The Insight 2005 event for users and buyers of market research is running at Earls Court on October 25 and 26. Supported by
<I>Marketing Week</I>, the event includes more than 120 exhibitors and is co-located with the DM Show. At the conference, leading figures from the world of insight and brand marketing will share their thoughts on the latest online, international and brand research techniques and talk about their experiences of developing brands and markets with the aid of research insight. For further information and a full programme visit www.insightshow.co.uk.Case
StudyInternational Market Research by Melanie Jugdeev
For the past five years I have managed international research projects for a range of clients, the most recent being a global
employee survey involving more 110,000 staff in 53 countries, conducted in 23 languages. This is my advice on running international research projects.
Taking on my first international project was an exciting prospect as it provided opportunities to travel and share new ideas with people.

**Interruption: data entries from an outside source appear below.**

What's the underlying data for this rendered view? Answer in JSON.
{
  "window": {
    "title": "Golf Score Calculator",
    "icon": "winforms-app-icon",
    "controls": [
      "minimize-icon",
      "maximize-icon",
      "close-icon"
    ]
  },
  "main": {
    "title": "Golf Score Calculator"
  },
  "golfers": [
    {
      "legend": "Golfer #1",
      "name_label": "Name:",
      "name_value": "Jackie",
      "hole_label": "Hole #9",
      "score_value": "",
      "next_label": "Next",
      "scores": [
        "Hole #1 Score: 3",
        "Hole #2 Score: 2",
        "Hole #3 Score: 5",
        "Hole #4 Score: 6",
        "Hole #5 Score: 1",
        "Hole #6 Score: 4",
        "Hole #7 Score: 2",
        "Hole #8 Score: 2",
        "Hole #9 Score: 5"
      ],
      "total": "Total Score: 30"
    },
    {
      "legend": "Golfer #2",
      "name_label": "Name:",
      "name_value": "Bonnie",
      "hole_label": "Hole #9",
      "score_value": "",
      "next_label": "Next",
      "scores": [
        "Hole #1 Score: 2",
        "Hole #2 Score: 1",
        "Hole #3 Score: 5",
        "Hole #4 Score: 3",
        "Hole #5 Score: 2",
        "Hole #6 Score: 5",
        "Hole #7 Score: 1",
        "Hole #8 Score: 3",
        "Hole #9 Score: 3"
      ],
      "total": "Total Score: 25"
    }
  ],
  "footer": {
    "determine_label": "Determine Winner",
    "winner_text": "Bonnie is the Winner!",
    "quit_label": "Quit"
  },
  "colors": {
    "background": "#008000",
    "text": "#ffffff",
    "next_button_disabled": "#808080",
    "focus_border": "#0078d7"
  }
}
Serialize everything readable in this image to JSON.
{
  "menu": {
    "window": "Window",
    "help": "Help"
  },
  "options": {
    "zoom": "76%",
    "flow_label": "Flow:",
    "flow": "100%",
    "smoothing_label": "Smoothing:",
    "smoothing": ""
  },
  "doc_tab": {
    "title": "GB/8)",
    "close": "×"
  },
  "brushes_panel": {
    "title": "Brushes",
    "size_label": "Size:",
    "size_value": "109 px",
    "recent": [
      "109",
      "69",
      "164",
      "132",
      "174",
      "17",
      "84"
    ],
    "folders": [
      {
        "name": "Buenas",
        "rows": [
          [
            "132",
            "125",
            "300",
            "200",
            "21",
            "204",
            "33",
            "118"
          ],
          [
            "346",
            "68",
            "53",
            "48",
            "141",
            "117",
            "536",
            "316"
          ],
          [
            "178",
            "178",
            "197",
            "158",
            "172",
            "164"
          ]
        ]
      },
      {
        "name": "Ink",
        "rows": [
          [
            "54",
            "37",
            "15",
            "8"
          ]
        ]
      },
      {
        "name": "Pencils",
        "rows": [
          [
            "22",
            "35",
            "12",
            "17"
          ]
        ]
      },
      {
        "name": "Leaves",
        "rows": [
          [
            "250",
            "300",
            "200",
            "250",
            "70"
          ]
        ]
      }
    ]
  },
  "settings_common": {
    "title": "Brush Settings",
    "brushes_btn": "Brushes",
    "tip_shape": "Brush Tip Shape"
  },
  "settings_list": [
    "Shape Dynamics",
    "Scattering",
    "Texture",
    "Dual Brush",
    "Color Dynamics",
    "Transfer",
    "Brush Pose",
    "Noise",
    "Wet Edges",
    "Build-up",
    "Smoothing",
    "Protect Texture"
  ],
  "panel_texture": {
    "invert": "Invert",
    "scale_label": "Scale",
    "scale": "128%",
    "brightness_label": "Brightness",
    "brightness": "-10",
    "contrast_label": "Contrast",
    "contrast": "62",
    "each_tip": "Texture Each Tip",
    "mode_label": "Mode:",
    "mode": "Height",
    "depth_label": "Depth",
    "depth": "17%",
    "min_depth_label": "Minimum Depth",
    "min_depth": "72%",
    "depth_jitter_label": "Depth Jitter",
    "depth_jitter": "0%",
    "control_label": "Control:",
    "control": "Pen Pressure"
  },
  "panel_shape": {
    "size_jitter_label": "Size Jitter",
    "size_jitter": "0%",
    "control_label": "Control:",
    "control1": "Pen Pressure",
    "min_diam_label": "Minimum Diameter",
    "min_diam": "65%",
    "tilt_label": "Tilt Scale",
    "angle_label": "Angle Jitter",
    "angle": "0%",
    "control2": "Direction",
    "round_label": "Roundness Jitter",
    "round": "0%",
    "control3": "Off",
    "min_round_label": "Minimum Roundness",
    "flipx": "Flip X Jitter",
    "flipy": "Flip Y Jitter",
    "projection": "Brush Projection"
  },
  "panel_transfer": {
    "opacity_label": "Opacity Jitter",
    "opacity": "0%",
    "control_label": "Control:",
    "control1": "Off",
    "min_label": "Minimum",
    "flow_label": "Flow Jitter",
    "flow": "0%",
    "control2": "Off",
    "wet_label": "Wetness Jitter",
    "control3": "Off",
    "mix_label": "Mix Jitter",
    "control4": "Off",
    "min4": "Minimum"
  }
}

It proved to be a tough assignment, but having survived such a rigorous baptism, I now make sure I pack four essential items into my suitcase to ensure a project goes smoothly.
The first is an understanding of the client’s business. Specifically, you need to know where the power base is (a global head office, regional offices or local companies) and, more importantly, who is going to own or pay for the campaign. Knowing this helps determine how the project will be organised and how much local content should be included.The second essential item is the team that are going to manage the project. It takes a certain kind of person to manage international projects. They have to be flexible (for instance, be willing to work late or get up early to speak to clients in different time zones) as well as being enthusiastic and action-oriented. Above all, they must be great relationship people, as they are invariably called upon to persuade and encourage others to get things done.The third essential is a reliable local agency that can deliver. There is nothing worse than having to tell your client the local agency you recommended hasn’t delivered. After being badly burnt by a French agency, we put in place an approved suppliers list that asked agencies to provide evidence thatthey were familiar with the type of research we did and could deliver to our high standards.The fourth is an understanding that everything takes longer when doing an international project. Typically, I add 30 per cent to all project schedules to allow for differences in time zones and other things such as national holidays. Religious observances can also impact on timing. For instance, it’s going to be difficult to conduct a taste test during Ramadan so it may need to be bought forward or delayed.
As you build confidence and cement relationships, remembering to pack these items becomes easier. They are now an essential part of my suitcase and I refuse to board if any are missing.
<I>Melanie Jugdeev is an associate director at the British Market
Research Bureau </I>